Help! Mom! There are Liberals Under My Bed! - On the language of anti-liberalism
FOR a while during the 2008 election - namely, in the honeymoon period immediately following John McCain’s decision to nominate Sarah Palin as his running-mate - it looked as if the old Republican strategy of inciting ‘cultural resentments’ in order to ignite the conservative base would work yet again. Less torch-bearer than flame-thrower, Palin offered a divisive vision of an America whose ‘reality’ was a function of its conservatism, defensiveness, and a general sense of animus against perceived privilege. When Katie Couric, interviewing Palin on CBS, asked her why she had not acquired a passport until 2006, Palin’s answer was touchy, revealing, and predicated on class resentment: “I’m not one of those who maybe come from a background of, you know, kids who perhaps graduated college and their parents get them a passport and a backpack and say, ‘Go off and travel the world’. Noooo. I worked all my life. In fact, I usually had two jobs all my life, until
I had kids. … I was not part of, I guess, that culture.”
The logic of Palin’s defense, characterising a ‘culture’ of education defined by privilege, leisure and self-indulgence, and pitting them against a different ‘culture’ of work, discipline and self-reliance, is the zero-sum logic of the culture wars. Palin’s hostility to education, and indeed to language, would eventually come to define her candidacy, and establish the limits of America’s tolerance for anti-intellectualism. The real winner of the 2008 election may yet turn out to have been the English language.

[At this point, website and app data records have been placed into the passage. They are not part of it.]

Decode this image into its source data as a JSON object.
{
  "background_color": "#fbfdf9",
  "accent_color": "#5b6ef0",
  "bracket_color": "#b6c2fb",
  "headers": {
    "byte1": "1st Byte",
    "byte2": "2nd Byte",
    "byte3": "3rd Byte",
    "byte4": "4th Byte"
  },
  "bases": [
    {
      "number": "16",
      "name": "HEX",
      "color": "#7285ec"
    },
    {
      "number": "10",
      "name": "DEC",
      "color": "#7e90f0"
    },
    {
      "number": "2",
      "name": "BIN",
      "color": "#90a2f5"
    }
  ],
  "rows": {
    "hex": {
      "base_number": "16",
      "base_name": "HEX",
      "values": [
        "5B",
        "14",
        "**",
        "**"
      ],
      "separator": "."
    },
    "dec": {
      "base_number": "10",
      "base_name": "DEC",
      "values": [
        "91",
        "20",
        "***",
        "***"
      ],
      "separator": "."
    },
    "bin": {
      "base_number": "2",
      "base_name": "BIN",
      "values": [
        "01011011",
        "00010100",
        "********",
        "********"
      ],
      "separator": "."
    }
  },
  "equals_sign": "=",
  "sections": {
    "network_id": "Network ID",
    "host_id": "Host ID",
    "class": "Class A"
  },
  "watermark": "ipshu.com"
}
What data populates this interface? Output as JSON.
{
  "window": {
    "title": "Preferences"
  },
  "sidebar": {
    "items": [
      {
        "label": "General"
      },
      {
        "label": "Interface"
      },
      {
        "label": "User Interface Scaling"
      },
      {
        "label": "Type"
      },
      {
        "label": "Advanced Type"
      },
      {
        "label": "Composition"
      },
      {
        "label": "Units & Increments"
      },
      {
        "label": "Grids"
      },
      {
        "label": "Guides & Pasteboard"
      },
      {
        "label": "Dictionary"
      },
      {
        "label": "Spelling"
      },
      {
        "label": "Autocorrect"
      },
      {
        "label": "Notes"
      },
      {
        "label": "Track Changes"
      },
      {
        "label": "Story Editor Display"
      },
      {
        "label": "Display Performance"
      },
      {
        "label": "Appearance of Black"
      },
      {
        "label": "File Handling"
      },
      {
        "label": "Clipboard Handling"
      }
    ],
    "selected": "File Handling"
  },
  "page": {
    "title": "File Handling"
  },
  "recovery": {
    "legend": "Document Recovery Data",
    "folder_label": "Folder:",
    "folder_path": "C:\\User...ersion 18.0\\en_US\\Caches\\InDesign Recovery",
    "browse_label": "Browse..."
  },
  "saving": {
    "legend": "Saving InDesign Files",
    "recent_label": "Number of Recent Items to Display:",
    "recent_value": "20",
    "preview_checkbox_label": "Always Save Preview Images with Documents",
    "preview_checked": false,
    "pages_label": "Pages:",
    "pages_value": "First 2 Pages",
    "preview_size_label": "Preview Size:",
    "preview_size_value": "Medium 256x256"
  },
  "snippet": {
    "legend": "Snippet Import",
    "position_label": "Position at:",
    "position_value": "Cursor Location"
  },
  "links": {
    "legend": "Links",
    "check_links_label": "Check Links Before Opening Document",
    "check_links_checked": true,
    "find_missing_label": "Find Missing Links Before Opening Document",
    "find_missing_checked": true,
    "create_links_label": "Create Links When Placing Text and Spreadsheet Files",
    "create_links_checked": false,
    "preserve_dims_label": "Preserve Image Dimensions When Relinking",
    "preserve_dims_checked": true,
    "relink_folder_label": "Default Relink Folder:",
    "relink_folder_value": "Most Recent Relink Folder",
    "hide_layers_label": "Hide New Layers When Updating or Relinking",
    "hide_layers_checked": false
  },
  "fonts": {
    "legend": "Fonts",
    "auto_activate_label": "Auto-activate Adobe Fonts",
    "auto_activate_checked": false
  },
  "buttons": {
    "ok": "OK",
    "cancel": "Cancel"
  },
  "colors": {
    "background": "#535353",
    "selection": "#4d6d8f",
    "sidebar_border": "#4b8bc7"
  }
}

Language has long been an unacknowledged casus belli in the American culture wars. If they were fought over the ideological ground of value systems, religious beliefs, political dogma or fiscal policy, the wars have always been waged by means of loaded words. The difference between liberal and conservative was habitually expressed by means of charged registers that put at stake language itself - and its metonymic associations, including not just the tools of vocabulary and grammar, but also the question of edification, of literature, reading and education. Liberals, associated with over-education, ivory-tower irrelevance and elite effeteness, were understood by extension to indulge in overly theoretical, exclusionary or multisyllabic language, as well as pedantry. Conservatives, by contrast, associated with small-town exurbia, were understood to employ the aw-shucks, down-home, common-sense vernacular of the man on the street. Conservatives long claimed that the argument is between those who are too busy dealing with reality to bother themselves with trivial semantics, and those whose privilege affords them the luxury of irrelevance. But in fact the argument is over argot: the way in which language is classed.